*** Opening of DATA RECORDS ***

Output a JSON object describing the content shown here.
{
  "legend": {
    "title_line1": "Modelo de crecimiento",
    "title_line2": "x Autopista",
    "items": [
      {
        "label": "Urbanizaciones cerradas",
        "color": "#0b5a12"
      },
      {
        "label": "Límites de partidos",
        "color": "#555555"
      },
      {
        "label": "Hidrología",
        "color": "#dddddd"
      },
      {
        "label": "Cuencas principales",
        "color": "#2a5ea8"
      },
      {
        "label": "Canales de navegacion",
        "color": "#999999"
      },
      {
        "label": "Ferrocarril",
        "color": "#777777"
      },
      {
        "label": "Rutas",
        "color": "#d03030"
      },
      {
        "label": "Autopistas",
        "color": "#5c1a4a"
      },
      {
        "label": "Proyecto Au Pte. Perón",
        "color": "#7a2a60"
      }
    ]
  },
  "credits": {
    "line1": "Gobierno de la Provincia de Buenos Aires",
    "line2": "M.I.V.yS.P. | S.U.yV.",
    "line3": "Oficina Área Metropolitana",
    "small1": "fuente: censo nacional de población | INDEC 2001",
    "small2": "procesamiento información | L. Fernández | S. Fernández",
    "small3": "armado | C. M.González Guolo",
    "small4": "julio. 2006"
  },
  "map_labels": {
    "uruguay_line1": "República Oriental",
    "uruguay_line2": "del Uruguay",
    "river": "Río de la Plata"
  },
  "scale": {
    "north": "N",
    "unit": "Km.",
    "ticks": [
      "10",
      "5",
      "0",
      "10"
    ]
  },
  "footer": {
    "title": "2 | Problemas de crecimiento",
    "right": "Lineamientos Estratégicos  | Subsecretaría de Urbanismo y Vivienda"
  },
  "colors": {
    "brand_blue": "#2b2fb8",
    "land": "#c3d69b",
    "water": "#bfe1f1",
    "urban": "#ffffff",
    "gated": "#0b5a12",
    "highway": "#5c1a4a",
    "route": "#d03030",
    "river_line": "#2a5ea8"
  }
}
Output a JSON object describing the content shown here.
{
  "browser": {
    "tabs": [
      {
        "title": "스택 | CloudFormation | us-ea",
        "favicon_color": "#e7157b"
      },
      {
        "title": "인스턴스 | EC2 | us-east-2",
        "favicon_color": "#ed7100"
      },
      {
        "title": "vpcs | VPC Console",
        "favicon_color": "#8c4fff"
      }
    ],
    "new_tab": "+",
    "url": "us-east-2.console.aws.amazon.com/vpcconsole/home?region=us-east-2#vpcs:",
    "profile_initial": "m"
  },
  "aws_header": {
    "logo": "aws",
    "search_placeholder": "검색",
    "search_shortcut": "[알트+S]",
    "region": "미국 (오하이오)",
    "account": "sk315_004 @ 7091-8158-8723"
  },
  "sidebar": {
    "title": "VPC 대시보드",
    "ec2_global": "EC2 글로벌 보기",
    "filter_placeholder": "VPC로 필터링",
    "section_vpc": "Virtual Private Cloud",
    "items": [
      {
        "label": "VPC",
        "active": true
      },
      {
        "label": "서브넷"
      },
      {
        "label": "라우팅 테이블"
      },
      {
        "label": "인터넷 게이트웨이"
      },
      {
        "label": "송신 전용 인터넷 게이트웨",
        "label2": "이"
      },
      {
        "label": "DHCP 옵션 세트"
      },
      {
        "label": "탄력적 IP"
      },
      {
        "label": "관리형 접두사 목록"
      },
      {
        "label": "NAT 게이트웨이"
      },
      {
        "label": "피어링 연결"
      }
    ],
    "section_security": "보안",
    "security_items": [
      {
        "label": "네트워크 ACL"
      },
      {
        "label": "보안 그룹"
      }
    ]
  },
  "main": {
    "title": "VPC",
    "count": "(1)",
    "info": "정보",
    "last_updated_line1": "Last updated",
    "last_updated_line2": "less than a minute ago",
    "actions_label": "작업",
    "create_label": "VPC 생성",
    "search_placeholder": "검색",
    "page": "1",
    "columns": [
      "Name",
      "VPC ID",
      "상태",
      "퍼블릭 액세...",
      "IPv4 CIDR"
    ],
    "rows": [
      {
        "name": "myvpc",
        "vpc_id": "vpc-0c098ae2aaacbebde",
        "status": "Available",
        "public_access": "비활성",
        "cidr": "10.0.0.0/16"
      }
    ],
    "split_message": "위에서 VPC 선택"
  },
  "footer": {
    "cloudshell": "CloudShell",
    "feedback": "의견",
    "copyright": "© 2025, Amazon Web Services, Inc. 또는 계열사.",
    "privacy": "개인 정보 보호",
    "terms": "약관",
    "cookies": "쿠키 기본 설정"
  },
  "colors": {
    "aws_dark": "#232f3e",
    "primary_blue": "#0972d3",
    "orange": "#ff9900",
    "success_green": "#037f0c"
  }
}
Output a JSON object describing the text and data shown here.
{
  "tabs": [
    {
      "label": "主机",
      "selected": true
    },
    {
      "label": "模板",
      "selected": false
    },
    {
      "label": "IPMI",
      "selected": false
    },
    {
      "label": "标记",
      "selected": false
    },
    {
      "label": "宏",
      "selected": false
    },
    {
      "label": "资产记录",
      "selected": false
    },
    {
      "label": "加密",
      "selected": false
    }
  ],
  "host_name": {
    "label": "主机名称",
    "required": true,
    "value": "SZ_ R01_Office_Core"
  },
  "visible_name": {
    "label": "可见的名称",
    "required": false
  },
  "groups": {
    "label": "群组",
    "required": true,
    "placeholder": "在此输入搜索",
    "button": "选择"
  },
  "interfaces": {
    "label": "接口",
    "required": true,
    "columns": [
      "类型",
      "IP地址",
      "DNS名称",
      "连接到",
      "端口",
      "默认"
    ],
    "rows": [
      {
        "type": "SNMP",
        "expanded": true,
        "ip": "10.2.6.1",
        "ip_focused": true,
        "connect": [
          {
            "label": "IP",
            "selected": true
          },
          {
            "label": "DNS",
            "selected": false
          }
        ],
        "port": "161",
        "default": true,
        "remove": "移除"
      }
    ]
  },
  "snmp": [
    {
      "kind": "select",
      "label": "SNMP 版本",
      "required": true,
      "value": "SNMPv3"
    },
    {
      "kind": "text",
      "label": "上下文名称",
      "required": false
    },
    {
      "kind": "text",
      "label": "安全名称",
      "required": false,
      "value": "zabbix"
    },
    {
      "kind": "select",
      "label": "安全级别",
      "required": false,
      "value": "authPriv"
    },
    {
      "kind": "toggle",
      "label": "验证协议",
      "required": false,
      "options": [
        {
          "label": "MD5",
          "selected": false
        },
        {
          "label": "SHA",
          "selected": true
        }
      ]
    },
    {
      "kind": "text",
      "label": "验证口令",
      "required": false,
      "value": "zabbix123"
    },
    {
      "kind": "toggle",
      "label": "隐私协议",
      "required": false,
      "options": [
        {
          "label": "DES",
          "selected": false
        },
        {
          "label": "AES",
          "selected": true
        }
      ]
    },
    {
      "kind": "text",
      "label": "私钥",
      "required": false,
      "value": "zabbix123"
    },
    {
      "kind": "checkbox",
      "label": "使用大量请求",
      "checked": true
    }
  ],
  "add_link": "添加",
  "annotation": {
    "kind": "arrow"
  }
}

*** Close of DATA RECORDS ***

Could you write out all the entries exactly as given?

Output a JSON object describing the content shown here.
{
  "legend": {
    "title_line1": "Modelo de crecimiento",
    "title_line2": "x Autopista",
    "items": [
      {
        "label": "Urbanizaciones cerradas",
        "color": "#0b5a12"
      },
      {
        "label": "Límites de partidos",
        "color": "#555555"
      },
      {
        "label": "Hidrología",
        "color": "#dddddd"
      },
      {
        "label": "Cuencas principales",
        "color": "#2a5ea8"
      },
      {
        "label": "Canales de navegacion",
        "color": "#999999"
      },
      {
        "label": "Ferrocarril",
        "color": "#777777"
      },
      {
        "label": "Rutas",
        "color": "#d03030"
      },
      {
        "label": "Autopistas",
        "color": "#5c1a4a"
      },
      {
        "label": "Proyecto Au Pte. Perón",
        "color": "#7a2a60"
      }
    ]
  },
  "credits": {
    "line1": "Gobierno de la Provincia de Buenos Aires",
    "line2": "M.I.V.yS.P. | S.U.yV.",
    "line3": "Oficina Área Metropolitana",
    "small1": "fuente: censo nacional de población | INDEC 2001",
    "small2": "procesamiento información | L. Fernández | S. Fernández",
    "small3": "armado | C. M.González Guolo",
    "small4": "julio. 2006"
  },
  "map_labels": {
    "uruguay_line1": "República Oriental",
    "uruguay_line2": "del Uruguay",
    "river": "Río de la Plata"
  },
  "scale": {
    "north": "N",
    "unit": "Km.",
    "ticks": [
      "10",
      "5",
      "0",
      "10"
    ]
  },
  "footer": {
    "title": "2 | Problemas de crecimiento",
    "right": "Lineamientos Estratégicos  | Subsecretaría de Urbanismo y Vivienda"
  },
  "colors": {
    "brand_blue": "#2b2fb8",
    "land": "#c3d69b",
    "water": "#bfe1f1",
    "urban": "#ffffff",
    "gated": "#0b5a12",
    "highway": "#5c1a4a",
    "route": "#d03030",
    "river_line": "#2a5ea8"
  }
}
Output a JSON object describing the content shown here.
{
  "browser": {
    "tabs": [
      {
        "title": "스택 | CloudFormation | us-ea",
        "favicon_color": "#e7157b"
      },
      {
        "title": "인스턴스 | EC2 | us-east-2",
        "favicon_color": "#ed7100"
      },
      {
        "title": "vpcs | VPC Console",
        "favicon_color": "#8c4fff"
      }
    ],
    "new_tab": "+",
    "url": "us-east-2.console.aws.amazon.com/vpcconsole/home?region=us-east-2#vpcs:",
    "profile_initial": "m"
  },
  "aws_header": {
    "logo": "aws",
    "search_placeholder": "검색",
    "search_shortcut": "[알트+S]",
    "region": "미국 (오하이오)",
    "account": "sk315_004 @ 7091-8158-8723"
  },
  "sidebar": {
    "title": "VPC 대시보드",
    "ec2_global": "EC2 글로벌 보기",
    "filter_placeholder": "VPC로 필터링",
    "section_vpc": "Virtual Private Cloud",
    "items": [
      {
        "label": "VPC",
        "active": true
      },
      {
        "label": "서브넷"
      },
      {
        "label": "라우팅 테이블"
      },
      {
        "label": "인터넷 게이트웨이"
      },
      {
        "label": "송신 전용 인터넷 게이트웨",
        "label2": "이"
      },
      {
        "label": "DHCP 옵션 세트"
      },
      {
        "label": "탄력적 IP"
      },
      {
        "label": "관리형 접두사 목록"
      },
      {
        "label": "NAT 게이트웨이"
      },
      {
        "label": "피어링 연결"
      }
    ],
    "section_security": "보안",
    "security_items": [
      {
        "label": "네트워크 ACL"
      },
      {
        "label": "보안 그룹"
      }
    ]
  },
  "main": {
    "title": "VPC",
    "count": "(1)",
    "info": "정보",
    "last_updated_line1": "Last updated",
    "last_updated_line2": "less than a minute ago",
    "actions_label": "작업",
    "create_label": "VPC 생성",
    "search_placeholder": "검색",
    "page": "1",
    "columns": [
      "Name",
      "VPC ID",
      "상태",
      "퍼블릭 액세...",
      "IPv4 CIDR"
    ],
    "rows": [
      {
        "name": "myvpc",
        "vpc_id": "vpc-0c098ae2aaacbebde",
        "status": "Available",
        "public_access": "비활성",
        "cidr": "10.0.0.0/16"
      }
    ],
    "split_message": "위에서 VPC 선택"
  },
  "footer": {
    "cloudshell": "CloudShell",
    "feedback": "의견",
    "copyright": "© 2025, Amazon Web Services, Inc. 또는 계열사.",
    "privacy": "개인 정보 보호",
    "terms": "약관",
    "cookies": "쿠키 기본 설정"
  },
  "colors": {
    "aws_dark": "#232f3e",
    "primary_blue": "#0972d3",
    "orange": "#ff9900",
    "success_green": "#037f0c"
  }
}
Output a JSON object describing the text and data shown here.
{
  "tabs": [
    {
      "label": "主机",
      "selected": true
    },
    {
      "label": "模板",
      "selected": false
    },
    {
      "label": "IPMI",
      "selected": false
    },
    {
      "label": "标记",
      "selected": false
    },
    {
      "label": "宏",
      "selected": false
    },
    {
      "label": "资产记录",
      "selected": false
    },
    {
      "label": "加密",
      "selected": false
    }
  ],
  "host_name": {
    "label": "主机名称",
    "required": true,
    "value": "SZ_ R01_Office_Core"
  },
  "visible_name": {
    "label": "可见的名称",
    "required": false
  },
  "groups": {
    "label": "群组",
    "required": true,
    "placeholder": "在此输入搜索",
    "button": "选择"
  },
  "interfaces": {
    "label": "接口",
    "required": true,
    "columns": [
      "类型",
      "IP地址",
      "DNS名称",
      "连接到",
      "端口",
      "默认"
    ],
    "rows": [
      {
        "type": "SNMP",
        "expanded": true,
        "ip": "10.2.6.1",
        "ip_focused": true,
        "connect": [
          {
            "label": "IP",
            "selected": true
          },
          {
            "label": "DNS",
            "selected": false
          }
        ],
        "port": "161",
        "default": true,
        "remove": "移除"
      }
    ]
  },
  "snmp": [
    {
      "kind": "select",
      "label": "SNMP 版本",
      "required": true,
      "value": "SNMPv3"
    },
    {
      "kind": "text",
      "label": "上下文名称",
      "required": false
    },
    {
      "kind": "text",
      "label": "安全名称",
      "required": false,
      "value": "zabbix"
    },
    {
      "kind": "select",
      "label": "安全级别",
      "required": false,
      "value": "authPriv"
    },
    {
      "kind": "toggle",
      "label": "验证协议",
      "required": false,
      "options": [
        {
          "label": "MD5",
          "selected": false
        },
        {
          "label": "SHA",
          "selected": true
        }
      ]
    },
    {
      "kind": "text",
      "label": "验证口令",
      "required": false,
      "value": "zabbix123"
    },
    {
      "kind": "toggle",
      "label": "隐私协议",
      "required": false,
      "options": [
        {
          "label": "DES",
          "selected": false
        },
        {
          "label": "AES",
          "selected": true
        }
      ]
    },
    {
      "kind": "text",
      "label": "私钥",
      "required": false,
      "value": "zabbix123"
    },
    {
      "kind": "checkbox",
      "label": "使用大量请求",
      "checked": true
    }
  ],
  "add_link": "添加",
  "annotation": {
    "kind": "arrow"
  }
}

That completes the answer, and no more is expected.